October 11, 2012
Applied Mathematicians Extend Einstein’s Speed Of Light Theory
April Flowers for redOrbit.com - Your Universe Online
Is it possible to move faster than the speed of light? A group of applied mathematicians at the University of Adelaide believes so, saying they have extended Einstein's theory of special relativity to work beyond the speed of light.According to Einstein's theory, nothing can move faster than the speed of light, but the research team has developed new formulas that allow for travel beyond this limit.
Published in 1905, the theory of special relativity explains how motion and speed are always relative to the observer's frame of reference. It connects measurements of the same physical incident viewed from these different points in a way that depends on the relative velocity of the two separate observers. According to Register reporter Richard Chirgwin, the speed of light is considered to be an absolute cosmic speed limit, which can never be crossed
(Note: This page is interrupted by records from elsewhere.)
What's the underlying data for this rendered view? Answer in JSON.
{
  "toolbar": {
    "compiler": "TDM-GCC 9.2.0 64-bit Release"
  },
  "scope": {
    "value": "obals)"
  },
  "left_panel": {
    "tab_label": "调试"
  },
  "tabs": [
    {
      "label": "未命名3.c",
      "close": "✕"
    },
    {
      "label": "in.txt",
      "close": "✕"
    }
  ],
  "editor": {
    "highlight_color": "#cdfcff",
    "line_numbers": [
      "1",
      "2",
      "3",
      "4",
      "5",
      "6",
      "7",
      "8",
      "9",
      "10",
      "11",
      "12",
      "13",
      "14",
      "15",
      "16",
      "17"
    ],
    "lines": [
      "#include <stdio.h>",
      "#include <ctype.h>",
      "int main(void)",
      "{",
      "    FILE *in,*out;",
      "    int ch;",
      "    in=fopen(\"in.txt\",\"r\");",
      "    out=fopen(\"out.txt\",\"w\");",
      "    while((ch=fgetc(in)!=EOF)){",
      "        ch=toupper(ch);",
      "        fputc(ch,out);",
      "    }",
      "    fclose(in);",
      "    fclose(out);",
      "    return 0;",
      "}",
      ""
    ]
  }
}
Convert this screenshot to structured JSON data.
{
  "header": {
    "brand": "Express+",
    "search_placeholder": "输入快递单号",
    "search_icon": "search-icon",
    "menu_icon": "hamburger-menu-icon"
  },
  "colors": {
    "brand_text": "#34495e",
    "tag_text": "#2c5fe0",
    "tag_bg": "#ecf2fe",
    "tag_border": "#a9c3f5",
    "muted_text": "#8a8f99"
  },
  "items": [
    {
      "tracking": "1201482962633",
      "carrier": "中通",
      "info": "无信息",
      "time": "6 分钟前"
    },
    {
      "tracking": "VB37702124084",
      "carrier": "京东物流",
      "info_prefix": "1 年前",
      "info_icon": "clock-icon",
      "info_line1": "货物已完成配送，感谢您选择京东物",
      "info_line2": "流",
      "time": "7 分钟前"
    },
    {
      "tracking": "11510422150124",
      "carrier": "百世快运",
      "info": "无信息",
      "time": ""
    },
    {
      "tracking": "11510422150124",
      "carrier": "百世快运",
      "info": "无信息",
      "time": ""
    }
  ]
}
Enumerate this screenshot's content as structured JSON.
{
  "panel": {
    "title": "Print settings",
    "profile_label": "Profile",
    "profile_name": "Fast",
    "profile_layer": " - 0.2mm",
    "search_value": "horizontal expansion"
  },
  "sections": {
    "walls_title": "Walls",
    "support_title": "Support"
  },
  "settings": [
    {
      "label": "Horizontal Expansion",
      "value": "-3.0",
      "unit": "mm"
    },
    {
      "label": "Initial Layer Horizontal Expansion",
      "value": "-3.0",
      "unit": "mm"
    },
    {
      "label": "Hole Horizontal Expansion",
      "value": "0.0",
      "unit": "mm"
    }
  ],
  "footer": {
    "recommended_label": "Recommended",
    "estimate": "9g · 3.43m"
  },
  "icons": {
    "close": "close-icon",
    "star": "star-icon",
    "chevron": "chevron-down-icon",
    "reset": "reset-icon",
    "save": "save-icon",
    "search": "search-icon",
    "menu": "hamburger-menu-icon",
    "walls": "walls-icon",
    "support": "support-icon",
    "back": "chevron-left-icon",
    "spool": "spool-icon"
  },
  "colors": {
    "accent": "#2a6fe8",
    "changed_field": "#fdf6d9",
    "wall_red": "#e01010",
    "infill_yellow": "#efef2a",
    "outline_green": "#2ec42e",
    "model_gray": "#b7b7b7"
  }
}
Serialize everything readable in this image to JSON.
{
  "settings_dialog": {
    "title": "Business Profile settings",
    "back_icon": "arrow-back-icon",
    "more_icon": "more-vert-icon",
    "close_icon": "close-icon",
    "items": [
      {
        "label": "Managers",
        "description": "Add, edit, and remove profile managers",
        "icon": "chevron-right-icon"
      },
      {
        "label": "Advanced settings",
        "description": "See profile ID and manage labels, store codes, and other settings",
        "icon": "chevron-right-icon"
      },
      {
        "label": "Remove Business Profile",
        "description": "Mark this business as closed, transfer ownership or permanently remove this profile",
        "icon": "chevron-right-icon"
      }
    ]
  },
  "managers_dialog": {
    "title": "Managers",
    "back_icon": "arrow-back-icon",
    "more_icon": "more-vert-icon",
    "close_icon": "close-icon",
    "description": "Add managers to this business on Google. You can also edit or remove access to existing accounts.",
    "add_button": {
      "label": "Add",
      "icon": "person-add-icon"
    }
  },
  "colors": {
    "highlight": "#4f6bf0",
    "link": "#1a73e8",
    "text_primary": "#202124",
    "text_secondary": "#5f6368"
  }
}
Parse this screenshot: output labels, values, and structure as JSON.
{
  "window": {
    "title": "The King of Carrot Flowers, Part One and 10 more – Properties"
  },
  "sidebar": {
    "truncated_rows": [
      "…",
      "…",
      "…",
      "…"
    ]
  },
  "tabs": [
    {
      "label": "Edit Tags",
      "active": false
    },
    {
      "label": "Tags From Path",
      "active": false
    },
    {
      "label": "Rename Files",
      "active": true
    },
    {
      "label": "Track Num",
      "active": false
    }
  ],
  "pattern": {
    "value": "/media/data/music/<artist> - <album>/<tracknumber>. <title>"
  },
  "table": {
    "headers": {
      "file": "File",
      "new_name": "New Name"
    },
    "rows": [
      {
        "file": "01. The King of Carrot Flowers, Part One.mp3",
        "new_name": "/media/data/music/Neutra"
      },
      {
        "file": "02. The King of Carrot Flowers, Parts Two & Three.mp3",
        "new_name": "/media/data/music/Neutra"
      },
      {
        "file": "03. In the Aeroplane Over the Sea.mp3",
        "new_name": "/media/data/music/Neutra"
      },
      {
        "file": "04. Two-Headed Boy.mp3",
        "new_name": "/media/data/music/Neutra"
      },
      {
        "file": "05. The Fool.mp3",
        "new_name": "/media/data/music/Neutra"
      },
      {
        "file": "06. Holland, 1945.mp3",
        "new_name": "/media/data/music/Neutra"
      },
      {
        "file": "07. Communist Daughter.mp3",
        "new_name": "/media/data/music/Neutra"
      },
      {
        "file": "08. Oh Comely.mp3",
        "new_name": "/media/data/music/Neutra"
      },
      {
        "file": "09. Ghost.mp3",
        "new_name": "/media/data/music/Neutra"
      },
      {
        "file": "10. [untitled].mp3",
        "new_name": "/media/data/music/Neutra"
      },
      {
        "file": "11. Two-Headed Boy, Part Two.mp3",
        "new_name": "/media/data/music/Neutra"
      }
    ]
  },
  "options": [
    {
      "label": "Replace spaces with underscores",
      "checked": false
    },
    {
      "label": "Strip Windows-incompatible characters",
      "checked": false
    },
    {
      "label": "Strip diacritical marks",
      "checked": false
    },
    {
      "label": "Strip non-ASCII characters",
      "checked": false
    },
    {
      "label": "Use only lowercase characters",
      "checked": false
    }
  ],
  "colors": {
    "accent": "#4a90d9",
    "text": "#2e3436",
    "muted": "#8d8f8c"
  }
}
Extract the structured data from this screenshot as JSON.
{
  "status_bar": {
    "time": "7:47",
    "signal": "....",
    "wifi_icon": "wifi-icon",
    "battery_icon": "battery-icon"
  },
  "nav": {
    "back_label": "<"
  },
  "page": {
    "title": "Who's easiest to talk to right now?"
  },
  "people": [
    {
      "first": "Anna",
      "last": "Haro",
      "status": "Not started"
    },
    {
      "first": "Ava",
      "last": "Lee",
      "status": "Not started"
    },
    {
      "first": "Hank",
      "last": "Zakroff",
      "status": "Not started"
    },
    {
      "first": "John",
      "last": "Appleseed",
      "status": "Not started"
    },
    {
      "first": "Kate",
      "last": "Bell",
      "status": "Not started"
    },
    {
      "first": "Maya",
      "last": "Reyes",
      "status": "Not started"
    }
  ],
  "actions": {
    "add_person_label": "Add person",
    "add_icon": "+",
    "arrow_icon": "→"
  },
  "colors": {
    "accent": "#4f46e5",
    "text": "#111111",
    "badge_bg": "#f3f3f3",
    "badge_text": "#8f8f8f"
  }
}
"Since the introduction of special relativity there has been much speculation as to whether or not it might be possible to travel faster than the speed of light, noting that there is no substantial evidence to suggest that this is presently feasible with any existing transportation mechanisms," said Professor Jim Hill of the School of Mathematical Sciences in a prepared statement.
"About this time last year, experiments at CERN, the European center for particle physics in Switzerland, suggested that perhaps neutrinos could be accelerated just a very small amount faster than the speed of light; at this point we started to think about how to deal with the issues from both a mathematical and physical perspective."
"Questions have since been raised over the experimental results but we were already well on our way to successfully formulating a theory of special relativity, applicable to relative velocities in excess of the speed of light. Our approach is a natural and logical extension of the Einstein Theory of Special Relativity, and produces anticipated formulae without the need for imaginary numbers or complicated physics."
The findings of this study have been published in the journal Proceedings of the Royal Society. The group's formulas extend special relativity to a situation where the relative velocity can be infinite. This velocity can also be used to describe motion at speeds faster than light.
"We are mathematicians, not physicists, so we've approached this problem from a theoretical mathematical perspective," said Dr Barry Cox. "Should it, however, be proven that motion faster than light is possible, then that would be game changing. Our paper doesn't try and explain how this could be achieved, just how equations of motion might operate in such regimes."
“If you really don´t believe that faster-than-light is possible, then humans will be limited forever,” Professor Hill said.